▶ **Exercise brief**
In your copy, each line below is repeated exactly and no image appears.
.....
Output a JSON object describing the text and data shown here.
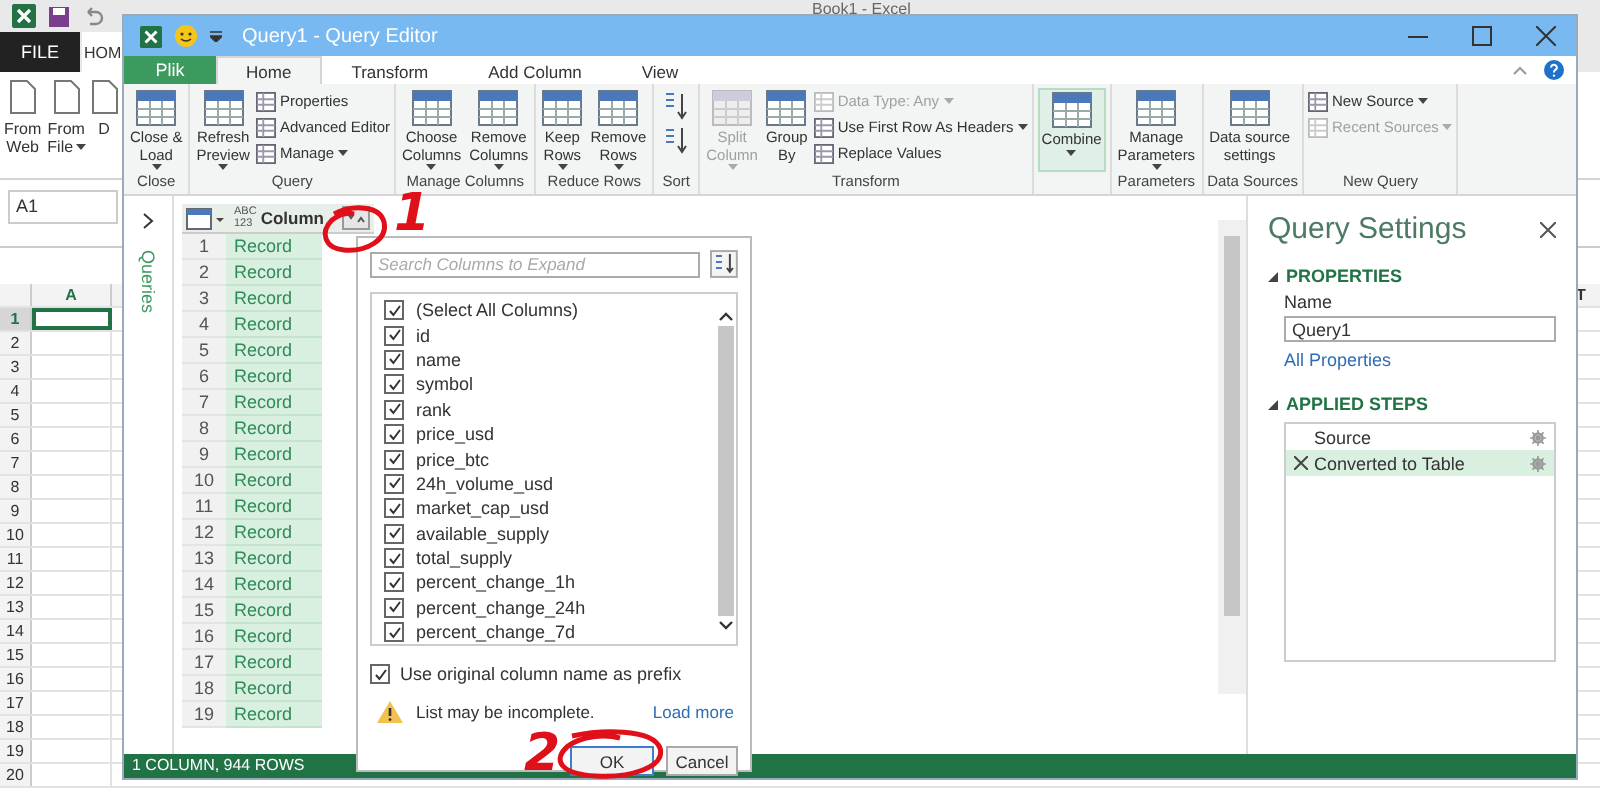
{
  "excel": {
    "title": "Book1 - Excel",
    "file_tab": "FILE",
    "tabs": [
      "HOM"
    ],
    "ribbon": [
      {
        "lines": [
          "From",
          "Web"
        ],
        "dropdown": false
      },
      {
        "lines": [
          "From",
          "File"
        ],
        "dropdown": true
      },
      {
        "lines": [
          "D"
        ],
        "dropdown": false
      }
    ],
    "name_box": "A1",
    "columns": [
      "A"
    ],
    "far_column": "T",
    "rows": [
      {
        "label": "1",
        "selected": true
      },
      {
        "label": "2",
        "selected": false
      },
      {
        "label": "3",
        "selected": false
      },
      {
        "label": "4",
        "selected": false
      },
      {
        "label": "5",
        "selected": false
      },
      {
        "label": "6",
        "selected": false
      },
      {
        "label": "7",
        "selected": false
      },
      {
        "label": "8",
        "selected": false
      },
      {
        "label": "9",
        "selected": false
      },
      {
        "label": "10",
        "selected": false
      },
      {
        "label": "11",
        "selected": false
      },
      {
        "label": "12",
        "selected": false
      },
      {
        "label": "13",
        "selected": false
      },
      {
        "label": "14",
        "selected": false
      },
      {
        "label": "15",
        "selected": false
      },
      {
        "label": "16",
        "selected": false
      },
      {
        "label": "17",
        "selected": false
      },
      {
        "label": "18",
        "selected": false
      },
      {
        "label": "19",
        "selected": false
      },
      {
        "label": "20",
        "selected": false
      }
    ]
  },
  "editor": {
    "title": "Query1 - Query Editor",
    "file_tab": "Plik",
    "tabs": [
      {
        "label": "Home",
        "selected": true
      },
      {
        "label": "Transform",
        "selected": false
      },
      {
        "label": "Add Column",
        "selected": false
      },
      {
        "label": "View",
        "selected": false
      }
    ],
    "ribbon": [
      {
        "label": "Close",
        "items": [
          {
            "kind": "large",
            "lines": [
              "Close &",
              "Load"
            ],
            "dropdown": true,
            "disabled": false,
            "highlighted": false
          }
        ]
      },
      {
        "label": "Query",
        "items": [
          {
            "kind": "large",
            "lines": [
              "Refresh",
              "Preview"
            ],
            "dropdown": true,
            "disabled": false,
            "highlighted": false
          },
          {
            "kind": "stack",
            "items": [
              {
                "label": "Properties",
                "dropdown": false,
                "disabled": false
              },
              {
                "label": "Advanced Editor",
                "dropdown": false,
                "disabled": false
              },
              {
                "label": "Manage",
                "dropdown": true,
                "disabled": false
              }
            ]
          }
        ]
      },
      {
        "label": "Manage Columns",
        "items": [
          {
            "kind": "large",
            "lines": [
              "Choose",
              "Columns"
            ],
            "dropdown": true,
            "disabled": false,
            "highlighted": false
          },
          {
            "kind": "large",
            "lines": [
              "Remove",
              "Columns"
            ],
            "dropdown": true,
            "disabled": false,
            "highlighted": false
          }
        ]
      },
      {
        "label": "Reduce Rows",
        "items": [
          {
            "kind": "large",
            "lines": [
              "Keep",
              "Rows"
            ],
            "dropdown": true,
            "disabled": false,
            "highlighted": false
          },
          {
            "kind": "large",
            "lines": [
              "Remove",
              "Rows"
            ],
            "dropdown": true,
            "disabled": false,
            "highlighted": false
          }
        ]
      },
      {
        "label": "Sort",
        "items": [
          {
            "kind": "sort"
          }
        ]
      },
      {
        "label": "Transform",
        "items": [
          {
            "kind": "large",
            "lines": [
              "Split",
              "Column"
            ],
            "dropdown": true,
            "disabled": true,
            "highlighted": false
          },
          {
            "kind": "large",
            "lines": [
              "Group",
              "By"
            ],
            "dropdown": false,
            "disabled": false,
            "highlighted": false
          },
          {
            "kind": "stack",
            "items": [
              {
                "label": "Data Type: Any",
                "dropdown": true,
                "disabled": true
              },
              {
                "label": "Use First Row As Headers",
                "dropdown": true,
                "disabled": false
              },
              {
                "label": "Replace Values",
                "dropdown": false,
                "disabled": false
              }
            ]
          }
        ]
      },
      {
        "items": [
          {
            "kind": "large",
            "lines": [
              "Combine"
            ],
            "dropdown": true,
            "disabled": false,
            "highlighted": true
          }
        ]
      },
      {
        "label": "Parameters",
        "items": [
          {
            "kind": "large",
            "lines": [
              "Manage",
              "Parameters"
            ],
            "dropdown": true,
            "disabled": false,
            "highlighted": false
          }
        ]
      },
      {
        "label": "Data Sources",
        "items": [
          {
            "kind": "large",
            "lines": [
              "Data source",
              "settings"
            ],
            "dropdown": false,
            "disabled": false,
            "highlighted": false
          }
        ]
      },
      {
        "label": "New Query",
        "items": [
          {
            "kind": "stack",
            "items": [
              {
                "label": "New Source",
                "dropdown": true,
                "disabled": false
              },
              {
                "label": "Recent Sources",
                "dropdown": true,
                "disabled": true
              }
            ]
          }
        ]
      }
    ],
    "queries_label": "Queries",
    "table": {
      "type_lines": [
        "ABC",
        "123"
      ],
      "column": "Column",
      "rows": [
        {
          "num": "1",
          "value": "Record"
        },
        {
          "num": "2",
          "value": "Record"
        },
        {
          "num": "3",
          "value": "Record"
        },
        {
          "num": "4",
          "value": "Record"
        },
        {
          "num": "5",
          "value": "Record"
        },
        {
          "num": "6",
          "value": "Record"
        },
        {
          "num": "7",
          "value": "Record"
        },
        {
          "num": "8",
          "value": "Record"
        },
        {
          "num": "9",
          "value": "Record"
        },
        {
          "num": "10",
          "value": "Record"
        },
        {
          "num": "11",
          "value": "Record"
        },
        {
          "num": "12",
          "value": "Record"
        },
        {
          "num": "13",
          "value": "Record"
        },
        {
          "num": "14",
          "value": "Record"
        },
        {
          "num": "15",
          "value": "Record"
        },
        {
          "num": "16",
          "value": "Record"
        },
        {
          "num": "17",
          "value": "Record"
        },
        {
          "num": "18",
          "value": "Record"
        },
        {
          "num": "19",
          "value": "Record"
        }
      ]
    },
    "status": "1 COLUMN, 944 ROWS",
    "settings": {
      "title": "Query Settings",
      "properties_heading": "PROPERTIES",
      "name_label": "Name",
      "name_value": "Query1",
      "link": "All Properties",
      "steps_heading": "APPLIED STEPS",
      "steps": [
        {
          "label": "Source",
          "selected": false
        },
        {
          "label": "Converted to Table",
          "selected": true
        }
      ]
    },
    "expand_dialog": {
      "placeholder": "Search Columns to Expand",
      "items": [
        {
          "label": "(Select All Columns)",
          "checked": true
        },
        {
          "label": "id",
          "checked": true
        },
        {
          "label": "name",
          "checked": true
        },
        {
          "label": "symbol",
          "checked": true
        },
        {
          "label": "rank",
          "checked": true
        },
        {
          "label": "price_usd",
          "checked": true
        },
        {
          "label": "price_btc",
          "checked": true
        },
        {
          "label": "24h_volume_usd",
          "checked": true
        },
        {
          "label": "market_cap_usd",
          "checked": true
        },
        {
          "label": "available_supply",
          "checked": true
        },
        {
          "label": "total_supply",
          "checked": true
        },
        {
          "label": "percent_change_1h",
          "checked": true
        },
        {
          "label": "percent_change_24h",
          "checked": true
        },
        {
          "label": "percent_change_7d",
          "checked": true
        }
      ],
      "prefix": {
        "label": "Use original column name as prefix",
        "checked": true
      },
      "warning": "List may be incomplete.",
      "load_more": "Load more",
      "buttons": [
        {
          "label": "OK",
          "selected": true
        },
        {
          "label": "Cancel",
          "selected": false
        }
      ]
    }
  },
  "annotations": [
    {
      "label": "1"
    },
    {
      "label": "2"
    }
  ]
}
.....
▶ **Result of this task**
Output a JSON object describing the text and data shown here.
{
  "excel": {
    "title": "Book1 - Excel",
    "file_tab": "FILE",
    "tabs": [
      "HOM"
    ],
    "ribbon": [
      {
        "lines": [
          "From",
          "Web"
        ],
        "dropdown": false
      },
      {
        "lines": [
          "From",
          "File"
        ],
        "dropdown": true
      },
      {
        "lines": [
          "D"
        ],
        "dropdown": false
      }
    ],
    "name_box": "A1",
    "columns": [
      "A"
    ],
    "far_column": "T",
    "rows": [
      {
        "label": "1",
        "selected": true
      },
      {
        "label": "2",
        "selected": false
      },
      {
        "label": "3",
        "selected": false
      },
      {
        "label": "4",
        "selected": false
      },
      {
        "label": "5",
        "selected": false
      },
      {
        "label": "6",
        "selected": false
      },
      {
        "label": "7",
        "selected": false
      },
      {
        "label": "8",
        "selected": false
      },
      {
        "label": "9",
        "selected": false
      },
      {
        "label": "10",
        "selected": false
      },
      {
        "label": "11",
        "selected": false
      },
      {
        "label": "12",
        "selected": false
      },
      {
        "label": "13",
        "selected": false
      },
      {
        "label": "14",
        "selected": false
      },
      {
        "label": "15",
        "selected": false
      },
      {
        "label": "16",
        "selected": false
      },
      {
        "label": "17",
        "selected": false
      },
      {
        "label": "18",
        "selected": false
      },
      {
        "label": "19",
        "selected": false
      },
      {
        "label": "20",
        "selected": false
      }
    ]
  },
  "editor": {
    "title": "Query1 - Query Editor",
    "file_tab": "Plik",
    "tabs": [
      {
        "label": "Home",
        "selected": true
      },
      {
        "label": "Transform",
        "selected": false
      },
      {
        "label": "Add Column",
        "selected": false
      },
      {
        "label": "View",
        "selected": false
      }
    ],
    "ribbon": [
      {
        "label": "Close",
        "items": [
          {
            "kind": "large",
            "lines": [
              "Close &",
              "Load"
            ],
            "dropdown": true,
            "disabled": false,
            "highlighted": false
          }
        ]
      },
      {
        "label": "Query",
        "items": [
          {
            "kind": "large",
            "lines": [
              "Refresh",
              "Preview"
            ],
            "dropdown": true,
            "disabled": false,
            "highlighted": false
          },
          {
            "kind": "stack",
            "items": [
              {
                "label": "Properties",
                "dropdown": false,
                "disabled": false
              },
              {
                "label": "Advanced Editor",
                "dropdown": false,
                "disabled": false
              },
              {
                "label": "Manage",
                "dropdown": true,
                "disabled": false
              }
            ]
          }
        ]
      },
      {
        "label": "Manage Columns",
        "items": [
          {
            "kind": "large",
            "lines": [
              "Choose",
              "Columns"
            ],
            "dropdown": true,
            "disabled": false,
            "highlighted": false
          },
          {
            "kind": "large",
            "lines": [
              "Remove",
              "Columns"
            ],
            "dropdown": true,
            "disabled": false,
            "highlighted": false
          }
        ]
      },
      {
        "label": "Reduce Rows",
        "items": [
          {
            "kind": "large",
            "lines": [
              "Keep",
              "Rows"
            ],
            "dropdown": true,
            "disabled": false,
            "highlighted": false
          },
          {
            "kind": "large",
            "lines": [
              "Remove",
              "Rows"
            ],
            "dropdown": true,
            "disabled": false,
            "highlighted": false
          }
        ]
      },
      {
        "label": "Sort",
        "items": [
          {
            "kind": "sort"
          }
        ]
      },
      {
        "label": "Transform",
        "items": [
          {
            "kind": "large",
            "lines": [
              "Split",
              "Column"
            ],
            "dropdown": true,
            "disabled": true,
            "highlighted": false
          },
          {
            "kind": "large",
            "lines": [
              "Group",
              "By"
            ],
            "dropdown": false,
            "disabled": false,
            "highlighted": false
          },
          {
            "kind": "stack",
            "items": [
              {
                "label": "Data Type: Any",
                "dropdown": true,
                "disabled": true
              },
              {
                "label": "Use First Row As Headers",
                "dropdown": true,
                "disabled": false
              },
              {
                "label": "Replace Values",
                "dropdown": false,
                "disabled": false
              }
            ]
          }
        ]
      },
      {
        "items": [
          {
            "kind": "large",
            "lines": [
              "Combine"
            ],
            "dropdown": true,
            "disabled": false,
            "highlighted": true
          }
        ]
      },
      {
        "label": "Parameters",
        "items": [
          {
            "kind": "large",
            "lines": [
              "Manage",
              "Parameters"
            ],
            "dropdown": true,
            "disabled": false,
            "highlighted": false
          }
        ]
      },
      {
        "label": "Data Sources",
        "items": [
          {
            "kind": "large",
            "lines": [
              "Data source",
              "settings"
            ],
            "dropdown": false,
            "disabled": false,
            "highlighted": false
          }
        ]
      },
      {
        "label": "New Query",
        "items": [
          {
            "kind": "stack",
            "items": [
              {
                "label": "New Source",
                "dropdown": true,
                "disabled": false
              },
              {
                "label": "Recent Sources",
                "dropdown": true,
                "disabled": true
              }
            ]
          }
        ]
      }
    ],
    "queries_label": "Queries",
    "table": {
      "type_lines": [
        "ABC",
        "123"
      ],
      "column": "Column",
      "rows": [
        {
          "num": "1",
          "value": "Record"
        },
        {
          "num": "2",
          "value": "Record"
        },
        {
          "num": "3",
          "value": "Record"
        },
        {
          "num": "4",
          "value": "Record"
        },
        {
          "num": "5",
          "value": "Record"
        },
        {
          "num": "6",
          "value": "Record"
        },
        {
          "num": "7",
          "value": "Record"
        },
        {
          "num": "8",
          "value": "Record"
        },
        {
          "num": "9",
          "value": "Record"
        },
        {
          "num": "10",
          "value": "Record"
        },
        {
          "num": "11",
          "value": "Record"
        },
        {
          "num": "12",
          "value": "Record"
        },
        {
          "num": "13",
          "value": "Record"
        },
        {
          "num": "14",
          "value": "Record"
        },
        {
          "num": "15",
          "value": "Record"
        },
        {
          "num": "16",
          "value": "Record"
        },
        {
          "num": "17",
          "value": "Record"
        },
        {
          "num": "18",
          "value": "Record"
        },
        {
          "num": "19",
          "value": "Record"
        }
      ]
    },
    "status": "1 COLUMN, 944 ROWS",
    "settings": {
      "title": "Query Settings",
      "properties_heading": "PROPERTIES",
      "name_label": "Name",
      "name_value": "Query1",
      "link": "All Properties",
      "steps_heading": "APPLIED STEPS",
      "steps": [
        {
          "label": "Source",
          "selected": false
        },
        {
          "label": "Converted to Table",
          "selected": true
        }
      ]
    },
    "expand_dialog": {
      "placeholder": "Search Columns to Expand",
      "items": [
        {
          "label": "(Select All Columns)",
          "checked": true
        },
        {
          "label": "id",
          "checked": true
        },
        {
          "label": "name",
          "checked": true
        },
        {
          "label": "symbol",
          "checked": true
        },
        {
          "label": "rank",
          "checked": true
        },
        {
          "label": "price_usd",
          "checked": true
        },
        {
          "label": "price_btc",
          "checked": true
        },
        {
          "label": "24h_volume_usd",
          "checked": true
        },
        {
          "label": "market_cap_usd",
          "checked": true
        },
        {
          "label": "available_supply",
          "checked": true
        },
        {
          "label": "total_supply",
          "checked": true
        },
        {
          "label": "percent_change_1h",
          "checked": true
        },
        {
          "label": "percent_change_24h",
          "checked": true
        },
        {
          "label": "percent_change_7d",
          "checked": true
        }
      ],
      "prefix": {
        "label": "Use original column name as prefix",
        "checked": true
      },
      "warning": "List may be incomplete.",
      "load_more": "Load more",
      "buttons": [
        {
          "label": "OK",
          "selected": true
        },
        {
          "label": "Cancel",
          "selected": false
        }
      ]
    }
  },
  "annotations": [
    {
      "label": "1"
    },
    {
      "label": "2"
    }
  ]
}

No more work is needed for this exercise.